** Opening THE INPUT block **

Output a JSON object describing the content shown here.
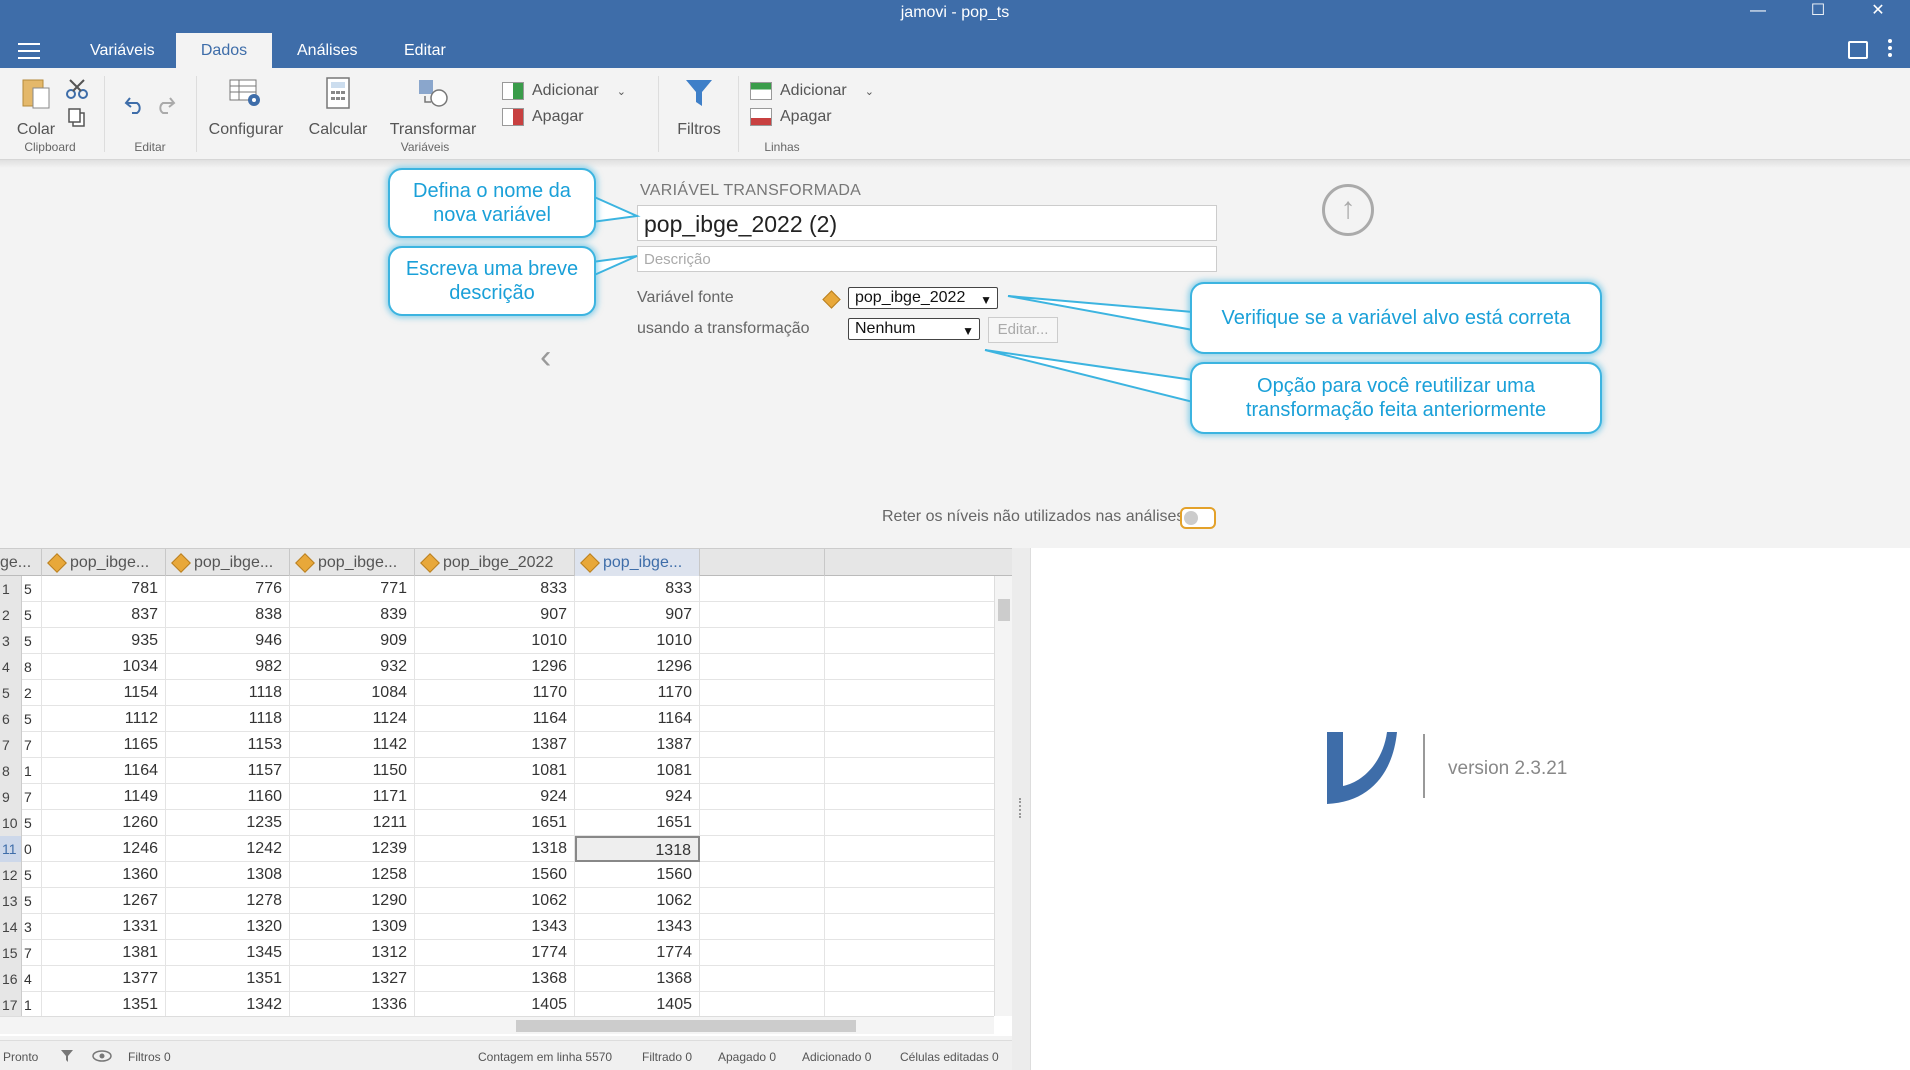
{
  "window": {
    "title": "jamovi - pop_ts",
    "minimize": "—",
    "maximize": "☐",
    "close": "✕"
  },
  "menu": {
    "tabs": [
      "Variáveis",
      "Dados",
      "Análises",
      "Editar"
    ],
    "active": "Dados"
  },
  "ribbon": {
    "paste": "Colar",
    "clipboard_group": "Clipboard",
    "edit_group": "Editar",
    "setup": "Configurar",
    "compute": "Calcular",
    "transform": "Transformar",
    "variables_group": "Variáveis",
    "var_add": "Adicionar",
    "var_delete": "Apagar",
    "filters": "Filtros",
    "row_add": "Adicionar",
    "row_delete": "Apagar",
    "rows_group": "Linhas"
  },
  "setup": {
    "section_label": "VARIÁVEL TRANSFORMADA",
    "name_value": "pop_ibge_2022 (2)",
    "description_placeholder": "Descrição",
    "source_label": "Variável fonte",
    "source_value": "pop_ibge_2022",
    "transform_label": "usando a transformação",
    "transform_value": "Nenhum",
    "edit_button": "Editar...",
    "retain_label": "Reter os níveis não utilizados nas análises",
    "retain_on": false
  },
  "callouts": {
    "name": "Defina o nome da nova variável",
    "description": "Escreva uma breve descrição",
    "target": "Verifique se a variável alvo está correta",
    "reuse": "Opção para você reutilizar uma transformação feita anteriormente"
  },
  "sheet": {
    "columns": [
      "ge...",
      "pop_ibge...",
      "pop_ibge...",
      "pop_ibge...",
      "pop_ibge_2022",
      "pop_ibge..."
    ],
    "rows": [
      [
        "1",
        "5",
        "781",
        "776",
        "771",
        "833",
        "833"
      ],
      [
        "2",
        "5",
        "837",
        "838",
        "839",
        "907",
        "907"
      ],
      [
        "3",
        "5",
        "935",
        "946",
        "909",
        "1010",
        "1010"
      ],
      [
        "4",
        "8",
        "1034",
        "982",
        "932",
        "1296",
        "1296"
      ],
      [
        "5",
        "2",
        "1154",
        "1118",
        "1084",
        "1170",
        "1170"
      ],
      [
        "6",
        "5",
        "1112",
        "1118",
        "1124",
        "1164",
        "1164"
      ],
      [
        "7",
        "7",
        "1165",
        "1153",
        "1142",
        "1387",
        "1387"
      ],
      [
        "8",
        "1",
        "1164",
        "1157",
        "1150",
        "1081",
        "1081"
      ],
      [
        "9",
        "7",
        "1149",
        "1160",
        "1171",
        "924",
        "924"
      ],
      [
        "10",
        "5",
        "1260",
        "1235",
        "1211",
        "1651",
        "1651"
      ],
      [
        "11",
        "0",
        "1246",
        "1242",
        "1239",
        "1318",
        "1318"
      ],
      [
        "12",
        "5",
        "1360",
        "1308",
        "1258",
        "1560",
        "1560"
      ],
      [
        "13",
        "5",
        "1267",
        "1278",
        "1290",
        "1062",
        "1062"
      ],
      [
        "14",
        "3",
        "1331",
        "1320",
        "1309",
        "1343",
        "1343"
      ],
      [
        "15",
        "7",
        "1381",
        "1345",
        "1312",
        "1774",
        "1774"
      ],
      [
        "16",
        "4",
        "1377",
        "1351",
        "1327",
        "1368",
        "1368"
      ],
      [
        "17",
        "1",
        "1351",
        "1342",
        "1336",
        "1405",
        "1405"
      ]
    ]
  },
  "status": {
    "ready": "Pronto",
    "filters": "Filtros 0",
    "row_count": "Contagem em linha 5570",
    "filtered": "Filtrado 0",
    "deleted": "Apagado 0",
    "added": "Adicionado 0",
    "edited": "Células editadas 0"
  },
  "results": {
    "version": "version 2.3.21"
  },
  "colors": {
    "brand": "#3e6da9",
    "callout": "#1aa0d8",
    "accent_orange": "#e3a12a"
  }
}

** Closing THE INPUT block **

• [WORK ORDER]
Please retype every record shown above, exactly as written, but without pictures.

• [RESPONSE AREA]
Output a JSON object describing the content shown here.
{
  "window": {
    "title": "jamovi - pop_ts",
    "minimize": "—",
    "maximize": "☐",
    "close": "✕"
  },
  "menu": {
    "tabs": [
      "Variáveis",
      "Dados",
      "Análises",
      "Editar"
    ],
    "active": "Dados"
  },
  "ribbon": {
    "paste": "Colar",
    "clipboard_group": "Clipboard",
    "edit_group": "Editar",
    "setup": "Configurar",
    "compute": "Calcular",
    "transform": "Transformar",
    "variables_group": "Variáveis",
    "var_add": "Adicionar",
    "var_delete": "Apagar",
    "filters": "Filtros",
    "row_add": "Adicionar",
    "row_delete": "Apagar",
    "rows_group": "Linhas"
  },
  "setup": {
    "section_label": "VARIÁVEL TRANSFORMADA",
    "name_value": "pop_ibge_2022 (2)",
    "description_placeholder": "Descrição",
    "source_label": "Variável fonte",
    "source_value": "pop_ibge_2022",
    "transform_label": "usando a transformação",
    "transform_value": "Nenhum",
    "edit_button": "Editar...",
    "retain_label": "Reter os níveis não utilizados nas análises",
    "retain_on": false
  },
  "callouts": {
    "name": "Defina o nome da nova variável",
    "description": "Escreva uma breve descrição",
    "target": "Verifique se a variável alvo está correta",
    "reuse": "Opção para você reutilizar uma transformação feita anteriormente"
  },
  "sheet": {
    "columns": [
      "ge...",
      "pop_ibge...",
      "pop_ibge...",
      "pop_ibge...",
      "pop_ibge_2022",
      "pop_ibge..."
    ],
    "rows": [
      [
        "1",
        "5",
        "781",
        "776",
        "771",
        "833",
        "833"
      ],
      [
        "2",
        "5",
        "837",
        "838",
        "839",
        "907",
        "907"
      ],
      [
        "3",
        "5",
        "935",
        "946",
        "909",
        "1010",
        "1010"
      ],
      [
        "4",
        "8",
        "1034",
        "982",
        "932",
        "1296",
        "1296"
      ],
      [
        "5",
        "2",
        "1154",
        "1118",
        "1084",
        "1170",
        "1170"
      ],
      [
        "6",
        "5",
        "1112",
        "1118",
        "1124",
        "1164",
        "1164"
      ],
      [
        "7",
        "7",
        "1165",
        "1153",
        "1142",
        "1387",
        "1387"
      ],
      [
        "8",
        "1",
        "1164",
        "1157",
        "1150",
        "1081",
        "1081"
      ],
      [
        "9",
        "7",
        "1149",
        "1160",
        "1171",
        "924",
        "924"
      ],
      [
        "10",
        "5",
        "1260",
        "1235",
        "1211",
        "1651",
        "1651"
      ],
      [
        "11",
        "0",
        "1246",
        "1242",
        "1239",
        "1318",
        "1318"
      ],
      [
        "12",
        "5",
        "1360",
        "1308",
        "1258",
        "1560",
        "1560"
      ],
      [
        "13",
        "5",
        "1267",
        "1278",
        "1290",
        "1062",
        "1062"
      ],
      [
        "14",
        "3",
        "1331",
        "1320",
        "1309",
        "1343",
        "1343"
      ],
      [
        "15",
        "7",
        "1381",
        "1345",
        "1312",
        "1774",
        "1774"
      ],
      [
        "16",
        "4",
        "1377",
        "1351",
        "1327",
        "1368",
        "1368"
      ],
      [
        "17",
        "1",
        "1351",
        "1342",
        "1336",
        "1405",
        "1405"
      ]
    ]
  },
  "status": {
    "ready": "Pronto",
    "filters": "Filtros 0",
    "row_count": "Contagem em linha 5570",
    "filtered": "Filtrado 0",
    "deleted": "Apagado 0",
    "added": "Adicionado 0",
    "edited": "Células editadas 0"
  },
  "results": {
    "version": "version 2.3.21"
  },
  "colors": {
    "brand": "#3e6da9",
    "callout": "#1aa0d8",
    "accent_orange": "#e3a12a"
  }
}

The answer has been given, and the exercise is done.